*DIRECTIONS FOR THIS TASK*.
The output must match the entries below exactly.

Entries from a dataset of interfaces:
= = = = = = =
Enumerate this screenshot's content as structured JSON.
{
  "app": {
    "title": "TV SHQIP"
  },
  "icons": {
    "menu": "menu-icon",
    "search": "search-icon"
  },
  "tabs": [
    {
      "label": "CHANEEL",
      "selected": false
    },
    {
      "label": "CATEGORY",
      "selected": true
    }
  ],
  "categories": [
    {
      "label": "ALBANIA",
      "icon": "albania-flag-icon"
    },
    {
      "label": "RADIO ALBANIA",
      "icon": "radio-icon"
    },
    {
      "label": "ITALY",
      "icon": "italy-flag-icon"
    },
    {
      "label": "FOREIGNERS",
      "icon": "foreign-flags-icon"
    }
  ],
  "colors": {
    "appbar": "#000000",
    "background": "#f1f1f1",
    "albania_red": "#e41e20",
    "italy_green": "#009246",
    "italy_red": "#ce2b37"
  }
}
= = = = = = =
*ANSWER BOX*.
Enumerate this screenshot's content as structured JSON.
{
  "app": {
    "title": "TV SHQIP"
  },
  "icons": {
    "menu": "menu-icon",
    "search": "search-icon"
  },
  "tabs": [
    {
      "label": "CHANEEL",
      "selected": false
    },
    {
      "label": "CATEGORY",
      "selected": true
    }
  ],
  "categories": [
    {
      "label": "ALBANIA",
      "icon": "albania-flag-icon"
    },
    {
      "label": "RADIO ALBANIA",
      "icon": "radio-icon"
    },
    {
      "label": "ITALY",
      "icon": "italy-flag-icon"
    },
    {
      "label": "FOREIGNERS",
      "icon": "foreign-flags-icon"
    }
  ],
  "colors": {
    "appbar": "#000000",
    "background": "#f1f1f1",
    "albania_red": "#e41e20",
    "italy_green": "#009246",
    "italy_red": "#ce2b37"
  }
}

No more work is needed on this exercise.